It’s interesting to note that all F1 drivers make at least $1 million, with one exception: the young Yuki Tsunoda has a $750,000 contract with AlphaTauri. This is in stark contrast with his fellow Pierre Gasly, who makes $5 million running for the same team. I’m sure Tsunoda is pissed seeing this chart, but he still has plenty of opportunities to climb up the F1 ladder.
The leader of the pack is, unsurprisingly, Lewis Hamilton, with a $40 million salary. This excludes performance bonuses and income from personal sponsors, since they are a lot harder to estimate. The seven-time F1 champion has Max Verstappen (Red Bull) and Fernando Alonso (Alpine) as distant followers, with $25 million and $20 million, respectively. While Hamilton and Verstappen are tied in their contracts until 2023, Alonso will have to find himself a new team or a contract renewal after this season concludes.
With many drivers keeping their teams for this season, the salary chart is mostly unchanged. One of the bigger moves is Valtteri Bottas’s switch from Mercedes to Alfa Romeo. He is earning the same money as last year, though - $10 million. George Russell stepped up to replace him at Mercedes, but the German team cut the spending to $4 million. Win-win?
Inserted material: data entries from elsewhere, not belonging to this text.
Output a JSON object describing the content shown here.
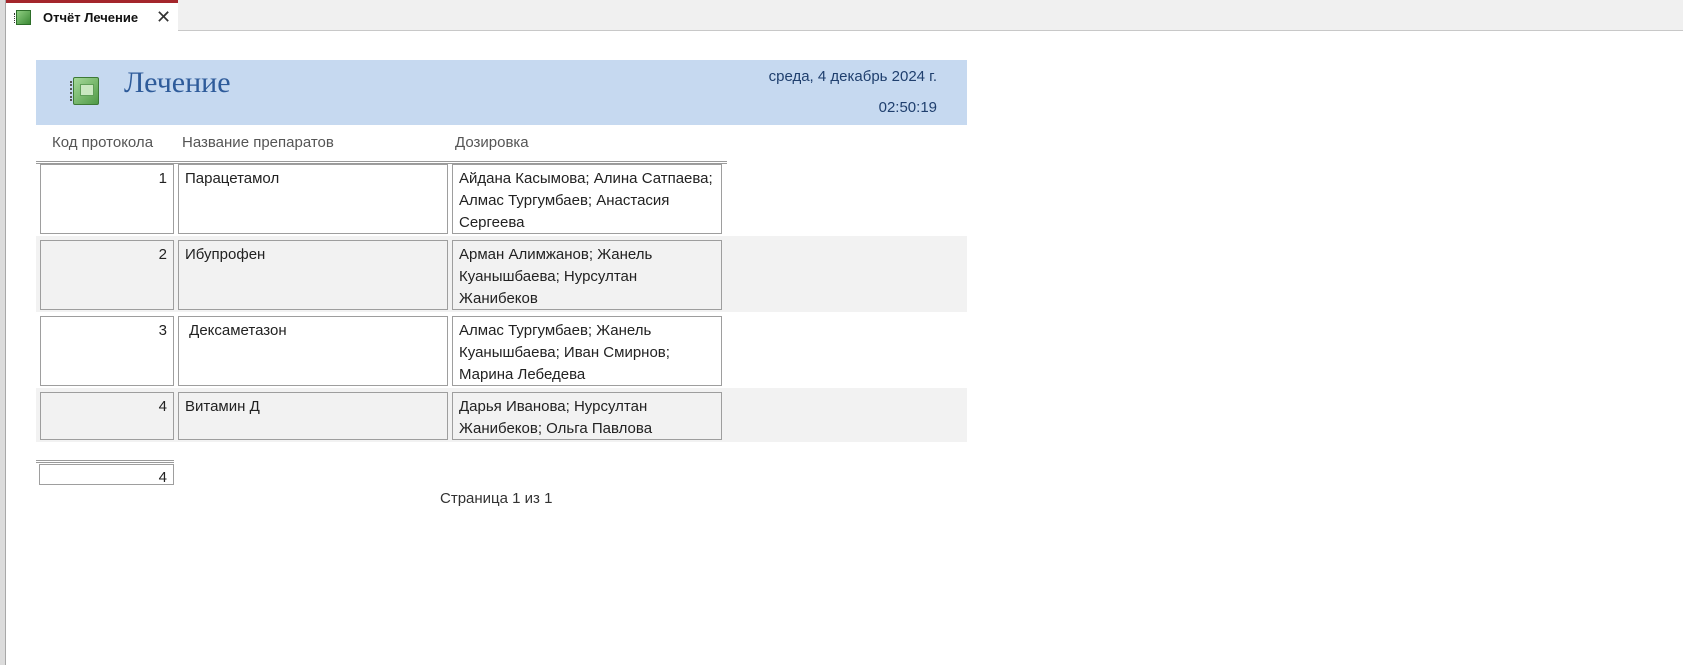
{
  "tab": {
    "title": "Отчёт Лечение",
    "icon": "report-icon",
    "close_icon": "close-icon"
  },
  "report": {
    "title": "Лечение",
    "icon": "notebook-icon",
    "date": "среда, 4 декабрь 2024 г.",
    "time": "02:50:19",
    "columns": [
      "Код протокола",
      "Название препаратов",
      "Дозировка"
    ],
    "rows": [
      {
        "code": "1",
        "name": "Парацетамол",
        "dosage": "Айдана Касымова; Алина Сатпаева; Алмас Тургумбаев; Анастасия Сергеева"
      },
      {
        "code": "2",
        "name": "Ибупрофен",
        "dosage": "Арман Алимжанов; Жанель Куанышбаева; Нурсултан Жанибеков"
      },
      {
        "code": "3",
        "name": " Дексаметазон",
        "dosage": "Алмас Тургумбаев; Жанель Куанышбаева; Иван Смирнов; Марина Лебедева"
      },
      {
        "code": "4",
        "name": "Витамин Д",
        "dosage": "Дарья Иванова; Нурсултан Жанибеков; Ольга Павлова"
      }
    ],
    "total_count": "4",
    "page_footer": "Страница 1 из 1"
  },
  "colors": {
    "header_band": "#c6d9f0",
    "title": "#2e5b9a",
    "tab_accent": "#a4262c",
    "alt_row": "#f2f2f2"
  }
}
If you’re curious how much the other drivers in Formula One earn this season head to Racing News 365 and give it a spin. Don’t expect to feel better after you do that, though.